### TASK STATEMENT
Report how many lines below include "رهگیری", giving the figure alone.

### DATA SUPPLIED
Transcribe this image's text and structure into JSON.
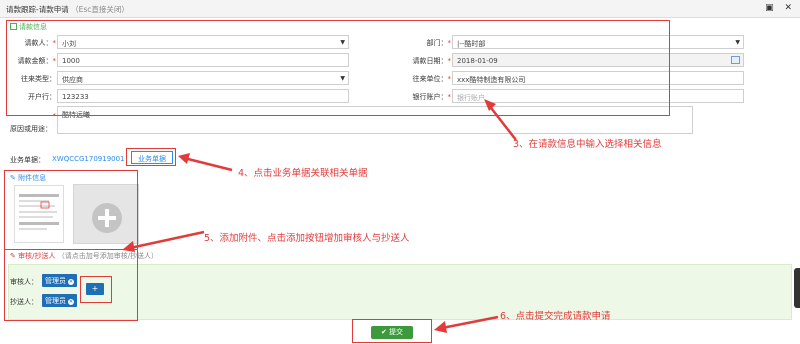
{
  "window": {
    "title": "请款跟踪-请款申请",
    "hint": "（Esc直接关闭）"
  },
  "info_section": {
    "title": "请款信息",
    "fields": {
      "applicant": {
        "label": "请款人：",
        "value": "小刘"
      },
      "department": {
        "label": "部门：",
        "value": "|--酷时部"
      },
      "amount": {
        "label": "请款金额：",
        "value": "1000"
      },
      "date": {
        "label": "请款日期：",
        "value": "2018-01-09"
      },
      "contact_type": {
        "label": "往来类型：",
        "value": "供应商"
      },
      "contact_unit": {
        "label": "往来单位：",
        "value": "xxx酷特制造有限公司"
      },
      "bank": {
        "label": "开户行：",
        "value": "123233"
      },
      "bank_account": {
        "label": "银行账户：",
        "placeholder": "银行账户"
      },
      "purpose": {
        "label": "原因或用途：",
        "value": "酷特远曦"
      }
    }
  },
  "business": {
    "label": "业务单据：",
    "doc_no": "XWQCCG170919001",
    "button": "业务单据"
  },
  "attachment_section": {
    "title": "附件信息"
  },
  "approver_section": {
    "title": "审核/抄送人",
    "hint": "（请点击加号添加审核/抄送人）",
    "approver_label": "审核人：",
    "approver_tag": "管理员",
    "cc_label": "抄送人：",
    "cc_tag": "管理员",
    "add_symbol": "+"
  },
  "submit": {
    "label": "提交",
    "icon": "check-icon"
  },
  "annotations": {
    "note3": "3、在请款信息中输入选择相关信息",
    "note4": "4、点击业务单据关联相关单据",
    "note5": "5、添加附件、点击添加按钮增加审核人与抄送人",
    "note6": "6、点击提交完成请款申请"
  },
  "colors": {
    "annotation": "#e23b3b",
    "accent": "#2d8cf0",
    "section_green": "#4caf50",
    "tag_blue": "#1e6fb5",
    "submit_green": "#3c9a3c"
  }
}
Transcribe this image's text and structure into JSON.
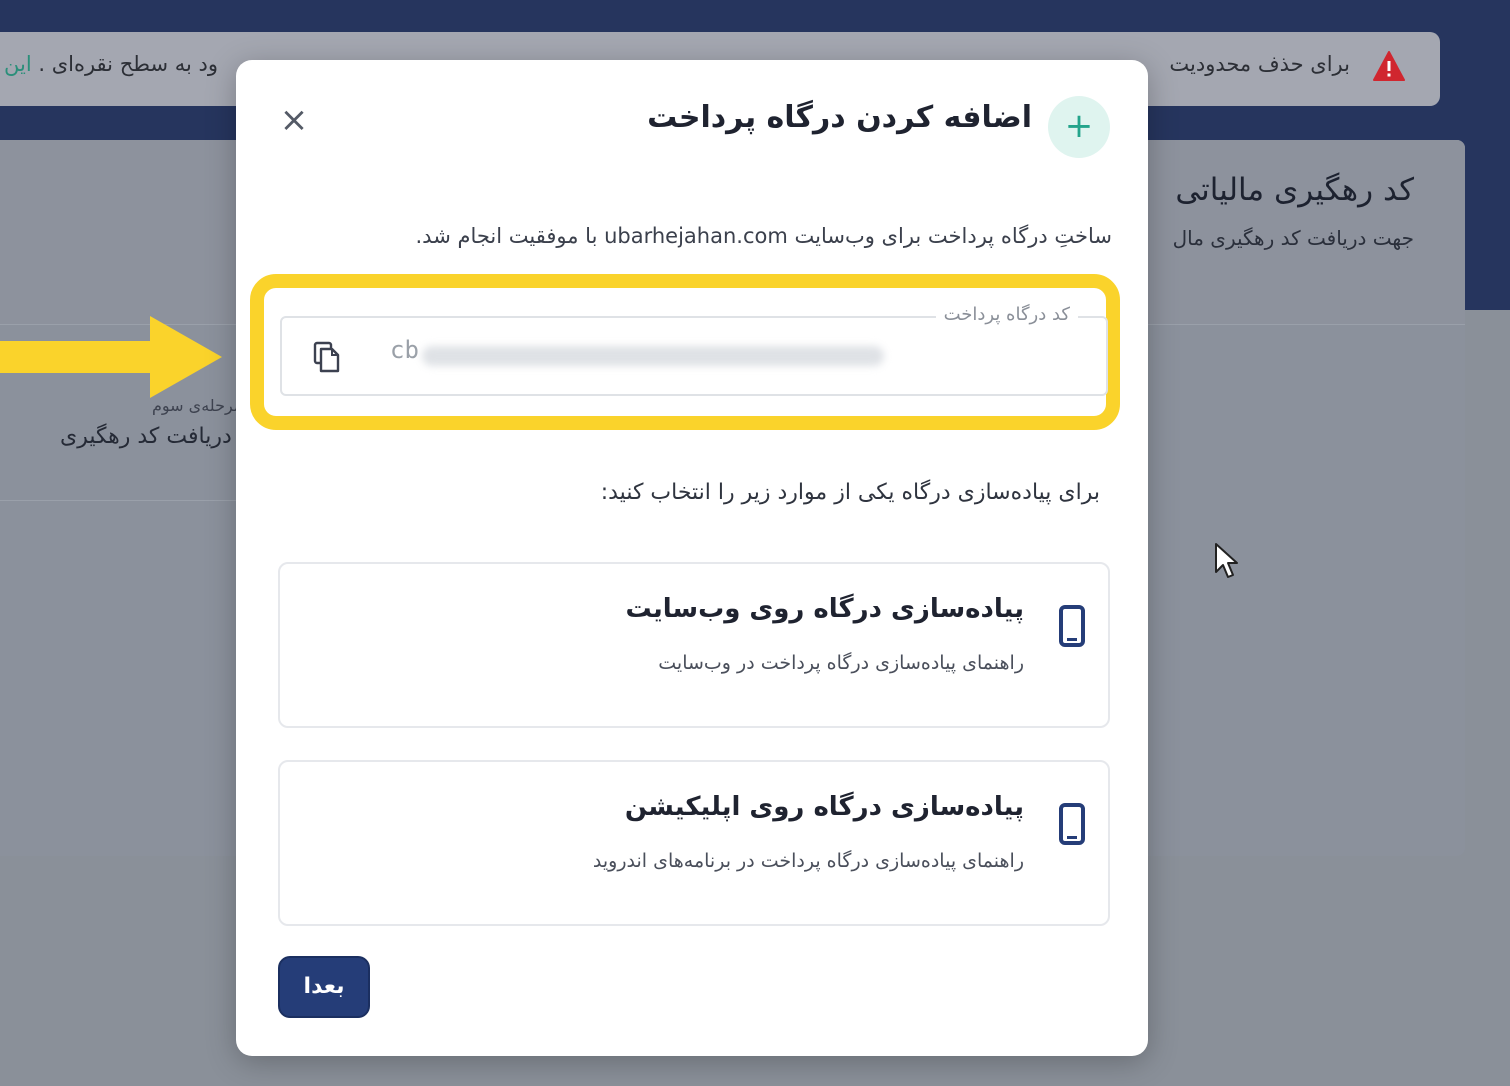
{
  "background": {
    "alert": {
      "text_right": "برای حذف محدودیت",
      "text_left": "ود به سطح نقره‌ای . ",
      "link": "این"
    },
    "card": {
      "title": "کد رهگیری مالیاتی",
      "subtitle": "جهت دریافت کد رهگیری مال",
      "step_label": "مرحله‌ی سوم",
      "step_title": "دریافت کد رهگیری"
    }
  },
  "modal": {
    "title": "اضافه کردن درگاه پرداخت",
    "add_icon": "+",
    "close_icon": "×",
    "success_message": "ساختِ درگاه پرداخت برای وب‌سایت ubarhejahan.com با موفقیت انجام شد.",
    "code_field": {
      "label": "کد درگاه پرداخت",
      "value_visible": "cb"
    },
    "instruction": "برای پیاده‌سازی درگاه یکی از موارد زیر را انتخاب کنید:",
    "options": [
      {
        "title": "پیاده‌سازی درگاه روی وب‌سایت",
        "description": "راهنمای پیاده‌سازی درگاه پرداخت در وب‌سایت",
        "icon": "phone-icon"
      },
      {
        "title": "پیاده‌سازی درگاه روی اپلیکیشن",
        "description": "راهنمای پیاده‌سازی درگاه پرداخت در برنامه‌های اندروید",
        "icon": "phone-icon"
      }
    ],
    "next_button": "بعدا"
  },
  "colors": {
    "primary": "#253d78",
    "accent": "#23a48b",
    "highlight": "#fad32b",
    "warning": "#d0262f"
  }
}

### ANSWER SECTION
3